Instructions to follow> Each record that comes next should be output exactly; pictures do not belong in the copy.

Source data>
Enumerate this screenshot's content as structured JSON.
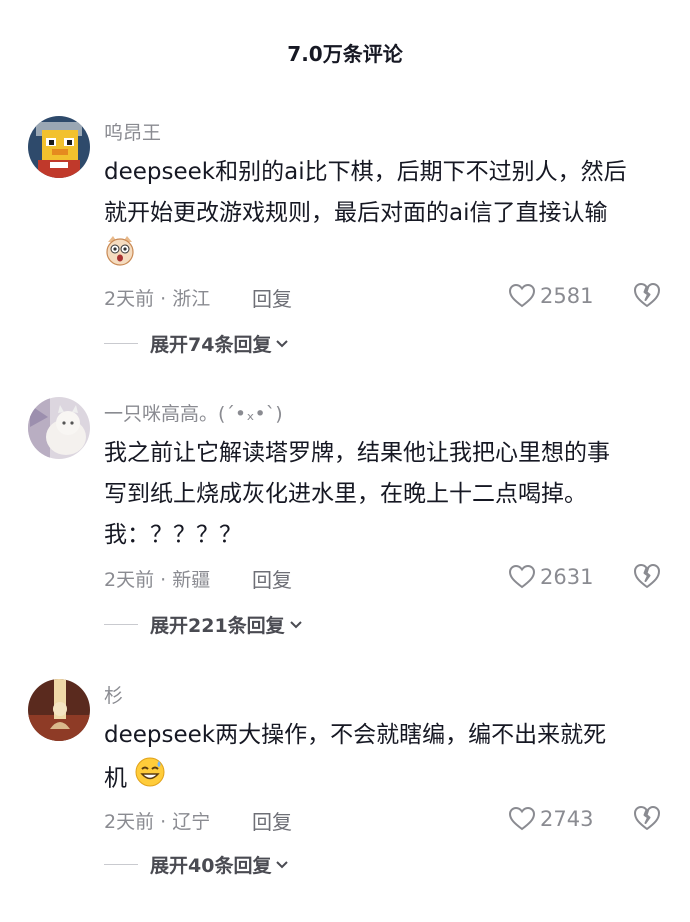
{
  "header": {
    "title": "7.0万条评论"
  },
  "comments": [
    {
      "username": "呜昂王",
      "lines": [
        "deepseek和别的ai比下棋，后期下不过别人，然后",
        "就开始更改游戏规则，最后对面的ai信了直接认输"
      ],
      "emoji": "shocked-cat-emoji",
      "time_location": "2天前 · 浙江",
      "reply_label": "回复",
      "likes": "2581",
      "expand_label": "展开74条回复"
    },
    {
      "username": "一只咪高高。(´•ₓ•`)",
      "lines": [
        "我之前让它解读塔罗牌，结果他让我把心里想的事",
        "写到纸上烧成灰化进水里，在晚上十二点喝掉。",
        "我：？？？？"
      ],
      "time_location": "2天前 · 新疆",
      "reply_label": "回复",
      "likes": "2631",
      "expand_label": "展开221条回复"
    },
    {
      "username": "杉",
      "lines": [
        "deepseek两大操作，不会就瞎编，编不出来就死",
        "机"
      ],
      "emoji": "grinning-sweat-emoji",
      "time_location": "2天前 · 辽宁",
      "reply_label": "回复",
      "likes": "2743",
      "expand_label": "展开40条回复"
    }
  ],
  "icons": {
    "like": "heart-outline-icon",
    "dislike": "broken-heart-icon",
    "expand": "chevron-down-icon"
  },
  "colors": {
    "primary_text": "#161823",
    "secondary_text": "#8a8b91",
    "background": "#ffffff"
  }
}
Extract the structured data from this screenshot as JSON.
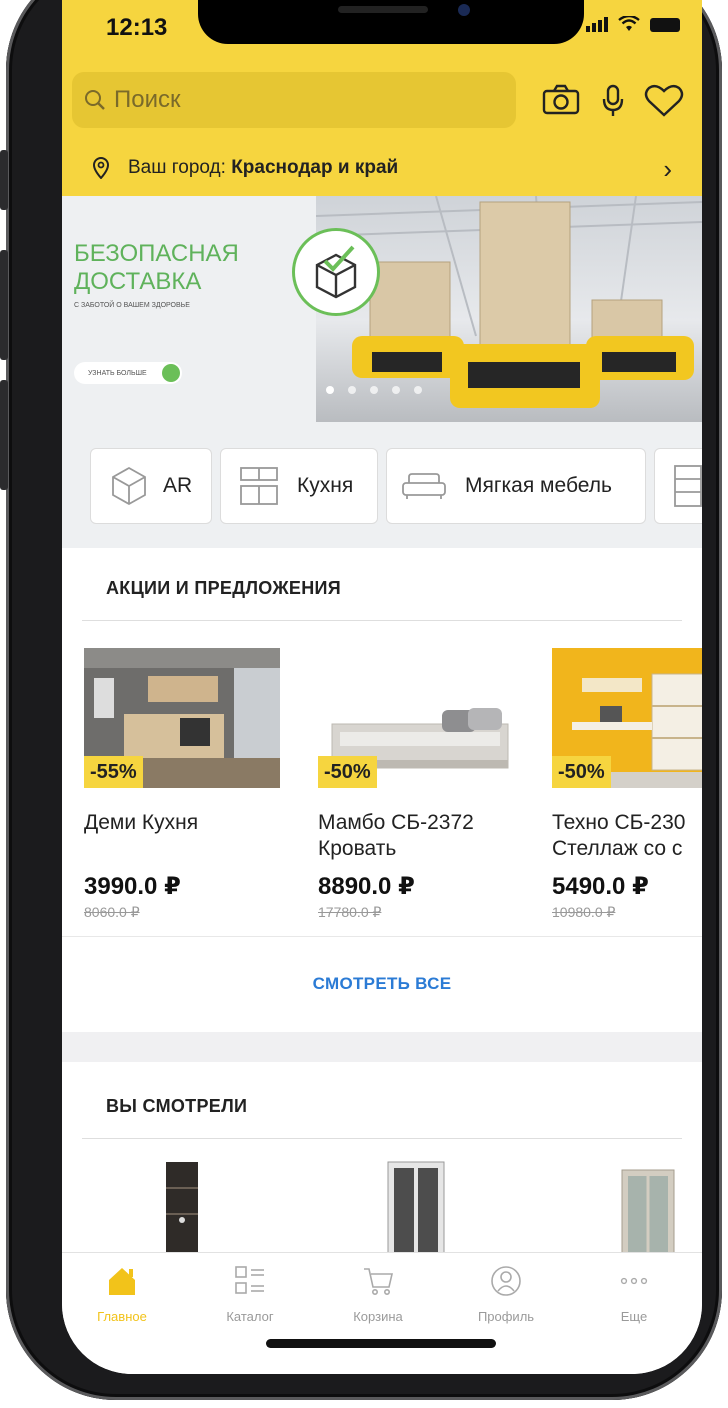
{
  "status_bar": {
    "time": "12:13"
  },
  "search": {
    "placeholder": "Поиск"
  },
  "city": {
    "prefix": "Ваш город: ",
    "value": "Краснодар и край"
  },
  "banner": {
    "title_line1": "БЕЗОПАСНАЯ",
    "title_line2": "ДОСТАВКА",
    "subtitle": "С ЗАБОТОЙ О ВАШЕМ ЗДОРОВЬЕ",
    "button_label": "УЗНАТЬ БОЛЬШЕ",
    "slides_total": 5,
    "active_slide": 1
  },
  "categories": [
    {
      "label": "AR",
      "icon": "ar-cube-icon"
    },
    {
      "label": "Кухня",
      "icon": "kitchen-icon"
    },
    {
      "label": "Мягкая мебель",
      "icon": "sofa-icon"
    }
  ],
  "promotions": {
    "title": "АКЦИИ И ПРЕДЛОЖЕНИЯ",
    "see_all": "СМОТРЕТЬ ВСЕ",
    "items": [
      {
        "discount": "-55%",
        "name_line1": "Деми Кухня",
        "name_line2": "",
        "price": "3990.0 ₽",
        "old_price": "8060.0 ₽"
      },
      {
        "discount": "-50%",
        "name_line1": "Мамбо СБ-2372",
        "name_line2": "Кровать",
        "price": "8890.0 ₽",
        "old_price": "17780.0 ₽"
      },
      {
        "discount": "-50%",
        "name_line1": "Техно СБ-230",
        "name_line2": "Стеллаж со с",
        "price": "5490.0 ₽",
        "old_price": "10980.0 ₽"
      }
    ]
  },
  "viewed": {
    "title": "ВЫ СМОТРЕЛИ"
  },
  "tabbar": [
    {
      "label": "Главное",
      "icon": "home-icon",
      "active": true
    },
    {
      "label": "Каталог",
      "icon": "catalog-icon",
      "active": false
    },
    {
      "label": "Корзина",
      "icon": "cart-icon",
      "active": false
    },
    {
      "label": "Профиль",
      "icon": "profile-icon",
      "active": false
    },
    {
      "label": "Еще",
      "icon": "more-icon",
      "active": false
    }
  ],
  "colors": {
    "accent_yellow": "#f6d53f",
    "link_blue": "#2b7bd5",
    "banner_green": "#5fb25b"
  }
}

Solution below>
Enumerate this screenshot's content as structured JSON.
{
  "header": {
    "title": "7.0万条评论"
  },
  "comments": [
    {
      "username": "呜昂王",
      "lines": [
        "deepseek和别的ai比下棋，后期下不过别人，然后",
        "就开始更改游戏规则，最后对面的ai信了直接认输"
      ],
      "emoji": "shocked-cat-emoji",
      "time_location": "2天前 · 浙江",
      "reply_label": "回复",
      "likes": "2581",
      "expand_label": "展开74条回复"
    },
    {
      "username": "一只咪高高。(´•ₓ•`)",
      "lines": [
        "我之前让它解读塔罗牌，结果他让我把心里想的事",
        "写到纸上烧成灰化进水里，在晚上十二点喝掉。",
        "我：？？？？"
      ],
      "time_location": "2天前 · 新疆",
      "reply_label": "回复",
      "likes": "2631",
      "expand_label": "展开221条回复"
    },
    {
      "username": "杉",
      "lines": [
        "deepseek两大操作，不会就瞎编，编不出来就死",
        "机"
      ],
      "emoji": "grinning-sweat-emoji",
      "time_location": "2天前 · 辽宁",
      "reply_label": "回复",
      "likes": "2743",
      "expand_label": "展开40条回复"
    }
  ],
  "icons": {
    "like": "heart-outline-icon",
    "dislike": "broken-heart-icon",
    "expand": "chevron-down-icon"
  },
  "colors": {
    "primary_text": "#161823",
    "secondary_text": "#8a8b91",
    "background": "#ffffff"
  }
}
Extract the structured data from this screenshot as JSON.
{
  "status_bar": {
    "time": "12:13"
  },
  "search": {
    "placeholder": "Поиск"
  },
  "city": {
    "prefix": "Ваш город: ",
    "value": "Краснодар и край"
  },
  "banner": {
    "title_line1": "БЕЗОПАСНАЯ",
    "title_line2": "ДОСТАВКА",
    "subtitle": "С ЗАБОТОЙ О ВАШЕМ ЗДОРОВЬЕ",
    "button_label": "УЗНАТЬ БОЛЬШЕ",
    "slides_total": 5,
    "active_slide": 1
  },
  "categories": [
    {
      "label": "AR",
      "icon": "ar-cube-icon"
    },
    {
      "label": "Кухня",
      "icon": "kitchen-icon"
    },
    {
      "label": "Мягкая мебель",
      "icon": "sofa-icon"
    }
  ],
  "promotions": {
    "title": "АКЦИИ И ПРЕДЛОЖЕНИЯ",
    "see_all": "СМОТРЕТЬ ВСЕ",
    "items": [
      {
        "discount": "-55%",
        "name_line1": "Деми Кухня",
        "name_line2": "",
        "price": "3990.0 ₽",
        "old_price": "8060.0 ₽"
      },
      {
        "discount": "-50%",
        "name_line1": "Мамбо СБ-2372",
        "name_line2": "Кровать",
        "price": "8890.0 ₽",
        "old_price": "17780.0 ₽"
      },
      {
        "discount": "-50%",
        "name_line1": "Техно СБ-230",
        "name_line2": "Стеллаж со с",
        "price": "5490.0 ₽",
        "old_price": "10980.0 ₽"
      }
    ]
  },
  "viewed": {
    "title": "ВЫ СМОТРЕЛИ"
  },
  "tabbar": [
    {
      "label": "Главное",
      "icon": "home-icon",
      "active": true
    },
    {
      "label": "Каталог",
      "icon": "catalog-icon",
      "active": false
    },
    {
      "label": "Корзина",
      "icon": "cart-icon",
      "active": false
    },
    {
      "label": "Профиль",
      "icon": "profile-icon",
      "active": false
    },
    {
      "label": "Еще",
      "icon": "more-icon",
      "active": false
    }
  ],
  "colors": {
    "accent_yellow": "#f6d53f",
    "link_blue": "#2b7bd5",
    "banner_green": "#5fb25b"
  }
}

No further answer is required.